DO:

  • Make eye contact with those around you, even as you walk through the streets and marketplaces, or travel on public transport. This is considered to be normal and polite. It is also a safety measure, as pickpocket thieves are known to prey on those who do not make eye contact (since they can, presumably, not identify the people around them and the perpetrator of the crime).
    • Be a careful, alert pedestrian, looking carefully before crossing the street. This is a busy country, with plenty of traffic.
    • Leave the bulk of your money and important paperwork (passport, driver’s licence, etc…) in a safe place at your accommodation. Carry only the money you need for the day with you. If necessary, make photocopies of your paperwork to carry with you and leave the originals at your hotel.
    • Pickpocketing is, unfortunately, a threat, particularly in bustling areas, full of locals and tourists making their way around the beautiful cities of Brazil. Therefore, when visiting a very busy area, do not wear valuable jewellery (including wristwatches) and do not carry cameras, money and wallets anywhere in or from which they can easily be seen or taken.
  • If you are the victim of any sort of crime, be sure to report it to the tourist police immediately.
    • If you are going to be visiting a busy area, wear your backpack backwards, so that it hangs on your chest, not behind you.
    • Always check with your hotel if certain areas are safe, or if they advise that you do not visit them. Take their advice to heart.
    • Get a taxi rather than a bus for long distance travel. They are reasonably priced and safe.
    • Brazilian locals are generally very helpful and often quite friendly. Accept their help if they offer it to you.
    • If you need to draw money, choose an ATM inside a mall or bank rather than one on the street.
    • Wear walking shoes (not hiking boots), shorts and a plain T-shirt to fit in with the locals.

DON’T:

  • Get drunk. Brazilians are not often drunk and do not respect others that indulge in far too much alcohol.
    • Do drugs. It is illegal to use or be in possession of drugs in Brazil.
    • Make use of prostitutes. They often supplement their income by robbing their clients.
    • Opt for really cheap accommodation. Small accommodation providers are generally not willing to provide lodging for foreigners (which they may do, but begrudgingly) and may not offer the safety and conveniences of larger establishments.
    • Leave your luggage, shopping or any other personal possessions unattended.
    • Give money to beggars and street children.

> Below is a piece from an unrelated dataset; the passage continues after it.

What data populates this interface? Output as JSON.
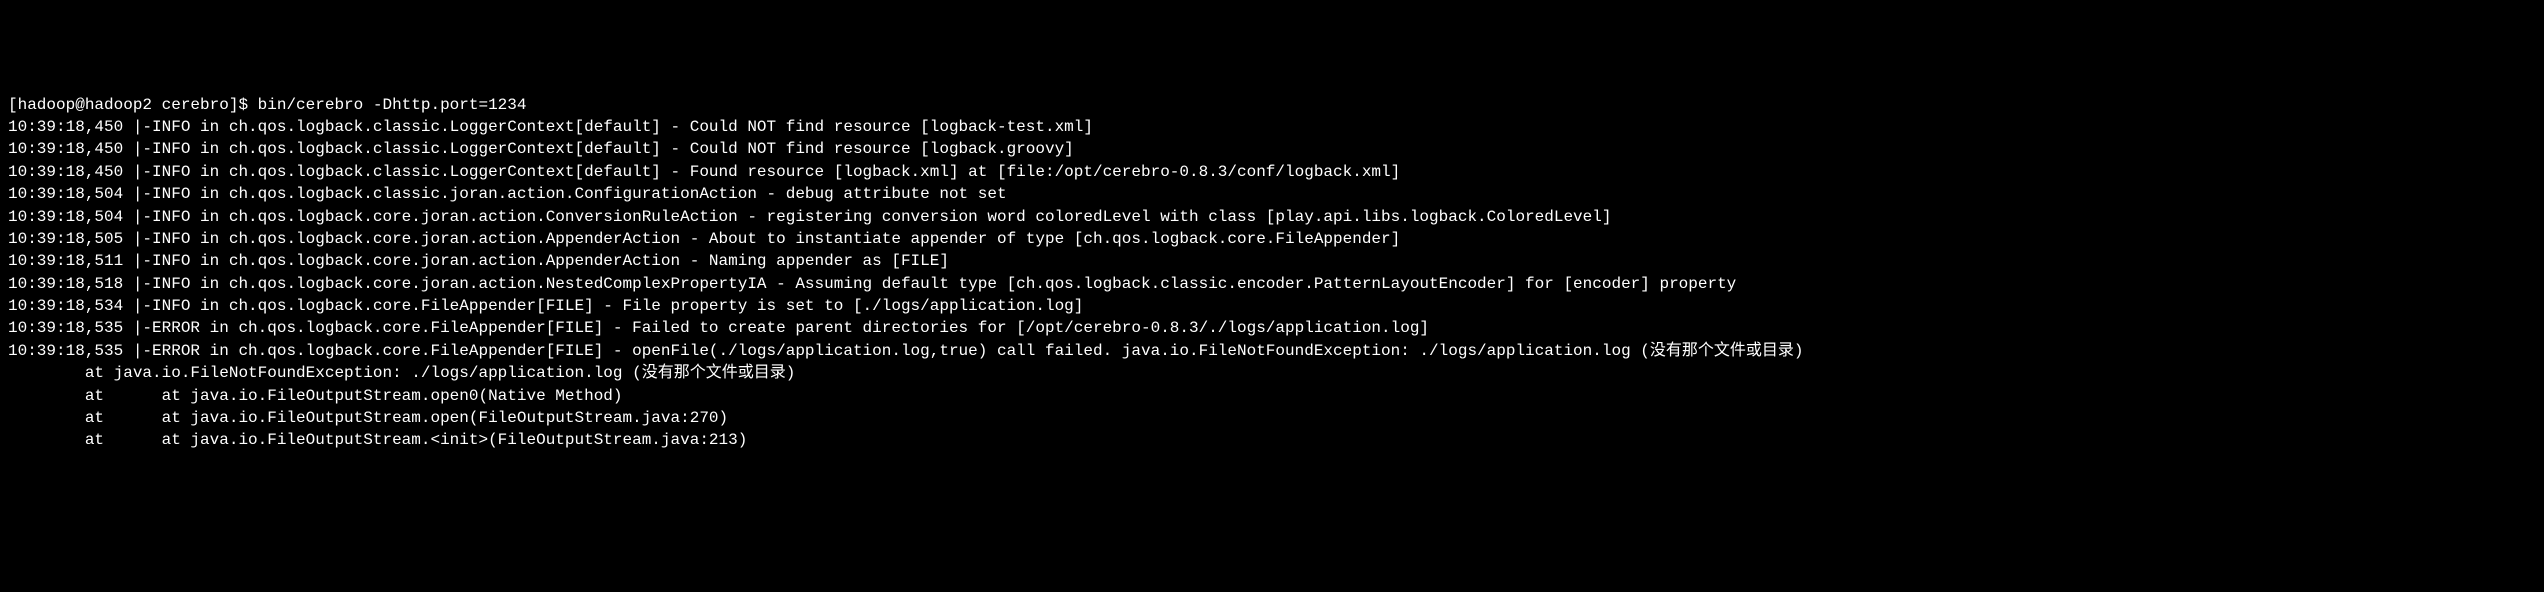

Although these ones pose little or no physical danger to you, they should not be supported financially.
    • Walk in the streets or along the beaches after dark

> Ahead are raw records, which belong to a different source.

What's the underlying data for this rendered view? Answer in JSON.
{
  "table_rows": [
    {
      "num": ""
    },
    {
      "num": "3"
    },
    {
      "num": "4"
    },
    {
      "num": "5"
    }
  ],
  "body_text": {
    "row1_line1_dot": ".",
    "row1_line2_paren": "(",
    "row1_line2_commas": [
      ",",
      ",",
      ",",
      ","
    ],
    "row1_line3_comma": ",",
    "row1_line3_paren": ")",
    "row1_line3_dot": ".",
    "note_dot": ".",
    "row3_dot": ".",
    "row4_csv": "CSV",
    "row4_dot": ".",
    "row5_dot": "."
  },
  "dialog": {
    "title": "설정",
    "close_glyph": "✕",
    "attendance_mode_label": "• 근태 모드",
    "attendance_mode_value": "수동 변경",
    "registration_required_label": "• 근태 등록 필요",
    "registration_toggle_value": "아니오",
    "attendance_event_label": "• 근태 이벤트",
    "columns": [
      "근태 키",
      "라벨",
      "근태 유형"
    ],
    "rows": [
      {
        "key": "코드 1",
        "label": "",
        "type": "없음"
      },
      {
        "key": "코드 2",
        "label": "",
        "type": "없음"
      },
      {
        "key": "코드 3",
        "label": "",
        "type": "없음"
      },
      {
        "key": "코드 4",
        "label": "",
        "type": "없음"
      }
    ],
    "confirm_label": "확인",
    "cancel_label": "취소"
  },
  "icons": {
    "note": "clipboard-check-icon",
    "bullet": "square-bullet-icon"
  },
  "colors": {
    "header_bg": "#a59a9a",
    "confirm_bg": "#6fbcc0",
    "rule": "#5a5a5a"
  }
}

Weather

Recife has a tropical climate, with warm to hot temperatures and high relative humidity throughout the year. However, these conditions are relieved by pleasant westwardly trade winds blowing in from the ocean. January and February are the warmest months, with sun. July is the cloudiest month and experiences the coolest temperatures. It is also the wettest month, receiving an average of 388 mm (15.3 in) of rain. To check weather today click here